before the match
we drop in The Gate
to find its now Legends
cheap beer loud music
and a room full of geezers
I have blood that boils
with every contentious decision
I have blood that freezes
when I need net-busting precision
I have blood that curdles
with every demeaning debacle
I have blood that spills
with many a decisive tackle
so see this blood of mine?
it runs royal-blue through my veins
and aye, ‘twas ever thus
since the onset of my mother’s labour pains!
Of aerial combat
His tireless lion heart
Pursued lost causes
With the passion of St. Jude
And gave them all a home.
Bakayoko sent to Coventry!
Oh yes, my dream has come true

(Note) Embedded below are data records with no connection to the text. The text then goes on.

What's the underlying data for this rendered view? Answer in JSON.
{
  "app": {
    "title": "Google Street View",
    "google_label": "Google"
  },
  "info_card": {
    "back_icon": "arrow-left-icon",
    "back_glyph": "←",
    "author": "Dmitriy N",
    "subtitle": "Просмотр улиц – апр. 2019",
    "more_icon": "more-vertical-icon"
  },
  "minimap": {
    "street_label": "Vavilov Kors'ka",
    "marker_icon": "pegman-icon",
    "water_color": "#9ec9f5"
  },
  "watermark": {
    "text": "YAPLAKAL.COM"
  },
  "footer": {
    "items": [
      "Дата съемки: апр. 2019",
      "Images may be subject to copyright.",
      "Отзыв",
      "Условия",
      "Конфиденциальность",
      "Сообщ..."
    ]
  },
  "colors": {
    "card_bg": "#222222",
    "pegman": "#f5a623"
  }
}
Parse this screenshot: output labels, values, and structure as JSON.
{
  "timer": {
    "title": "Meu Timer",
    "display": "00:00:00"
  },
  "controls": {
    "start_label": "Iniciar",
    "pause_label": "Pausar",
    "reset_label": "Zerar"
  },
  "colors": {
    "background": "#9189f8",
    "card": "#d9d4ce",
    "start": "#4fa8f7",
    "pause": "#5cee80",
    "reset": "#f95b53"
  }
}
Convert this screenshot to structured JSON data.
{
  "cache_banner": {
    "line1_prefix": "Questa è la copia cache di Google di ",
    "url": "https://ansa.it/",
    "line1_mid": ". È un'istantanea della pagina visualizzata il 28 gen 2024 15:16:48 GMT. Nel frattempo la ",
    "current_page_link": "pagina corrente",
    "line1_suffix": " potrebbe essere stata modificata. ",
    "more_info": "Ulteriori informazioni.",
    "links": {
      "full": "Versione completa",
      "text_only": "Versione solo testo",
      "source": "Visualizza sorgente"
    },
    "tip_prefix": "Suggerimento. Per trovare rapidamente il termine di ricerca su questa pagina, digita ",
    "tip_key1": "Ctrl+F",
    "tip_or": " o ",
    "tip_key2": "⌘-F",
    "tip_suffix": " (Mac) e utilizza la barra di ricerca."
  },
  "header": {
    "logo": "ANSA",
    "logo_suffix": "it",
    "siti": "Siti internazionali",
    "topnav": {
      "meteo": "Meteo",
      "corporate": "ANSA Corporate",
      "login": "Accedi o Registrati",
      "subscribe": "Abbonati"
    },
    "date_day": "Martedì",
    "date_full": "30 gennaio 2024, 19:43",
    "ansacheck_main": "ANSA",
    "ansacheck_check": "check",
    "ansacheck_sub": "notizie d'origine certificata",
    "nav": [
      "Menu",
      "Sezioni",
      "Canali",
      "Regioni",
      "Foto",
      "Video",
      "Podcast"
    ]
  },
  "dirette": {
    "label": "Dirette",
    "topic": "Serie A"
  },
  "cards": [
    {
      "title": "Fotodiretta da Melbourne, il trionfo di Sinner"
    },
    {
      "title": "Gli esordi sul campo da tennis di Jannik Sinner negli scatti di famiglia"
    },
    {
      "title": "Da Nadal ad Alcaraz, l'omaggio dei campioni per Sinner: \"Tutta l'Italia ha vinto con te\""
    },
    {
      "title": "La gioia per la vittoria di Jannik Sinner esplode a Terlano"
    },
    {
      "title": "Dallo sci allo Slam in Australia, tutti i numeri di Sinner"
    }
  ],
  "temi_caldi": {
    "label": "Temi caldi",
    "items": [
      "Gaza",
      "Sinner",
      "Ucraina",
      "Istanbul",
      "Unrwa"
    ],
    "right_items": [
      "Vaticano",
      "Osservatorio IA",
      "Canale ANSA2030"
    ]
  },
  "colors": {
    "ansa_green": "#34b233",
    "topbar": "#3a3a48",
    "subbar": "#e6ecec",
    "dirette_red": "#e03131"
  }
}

For I hate to see any waster
Turning out in my beloved Royal Blue
Alas and alack
It turns out to be Walsall’s Amadou
And not our Tiemou slacker
As part of this deadline day ballyhoo
Though he may yet depart
For we hear he could be Milan bound
Leaving on a jet plane
If the money for a loan can be found
Good riddance say I
And welcome to Kepa the Keeper
I know nothing about him, but at £71m
He’d better be a leaper!
Another worrisome thought:
Kovacic is our second incoming defensive mid
It’s bothering me that
Kante could be gone if PSG bid!
And oh! If only someone would take Morata
For him I’d easily accept a penny
Yet even at that price, would there be any takers?
I’ll confidently bet you – not many!
Let the living answer the roll call of the dead:
Walter Tull of Spurs and Northampton Town KIA 1918;
And now the names from Forest Green:
Harry Watts was born in 1891 in Avening.
Harry joined the 6th Signal Corps of the Royal Engineers
prior to outbreak of war and became a Corporal.
He received the Military Medal in 1915.
Ernest Beale was born in 1897.
He worked as a brass worker before joining up.
He died in 1916 at Exeter Hospital of meningitis.
Names from another century come back to haunt us:
Walter, and Ernest, and Harry,
Names once shouted over a football pitch,
‘Give it to Walter’,
‘Over here, Harry,
The imperatives of a football team
Replaced by new orders in khaki, with
Night patrols, barbed wire and machine guns;
Muddied football boots forgotten
In the trench foot fields of Flanders;
The clamour from the ground and stands
No match for whizz bangs, mortars and howitzers;
The fogs of a November match,
Innocent memories in a gas attack:
‘Over the top tomorrow, Harry’,
‘Keep your head down, Ernie’,
‘Stay quiet. Don’t shoot, Ernie’,
‘Don’t worry, Harry. We’ll get you to hospital’,
You may have known each other,
Played with or against each other,
Boarded ships and trains together,
Relieved each other in the trenches,
And who knows?
Some of the Nailsworth, Shortwood and Forest Green players
Who survived the war,
May have searched for your body, Walter,
Before and after your last breath and memories,
Memories of Spurs and Northampton,
And a grandmother who had been a slave,
And you, an officer now,
Revered and loved by his men,
Searching for you out there in no man’s land,
As you breathe your last breath,
In whatever corner of a foreign field,
Which will always be an England,
Where the wind rushes.
And, who knows?
They may have talked of you,
That fine footballer, officer and gentleman,
When gathering in the Jovial Forester,
Toasting you with Stroud Brewery beer,
But then forgetting you as times grew hard,
As the wind rushes by.
As the Wind Rushes by.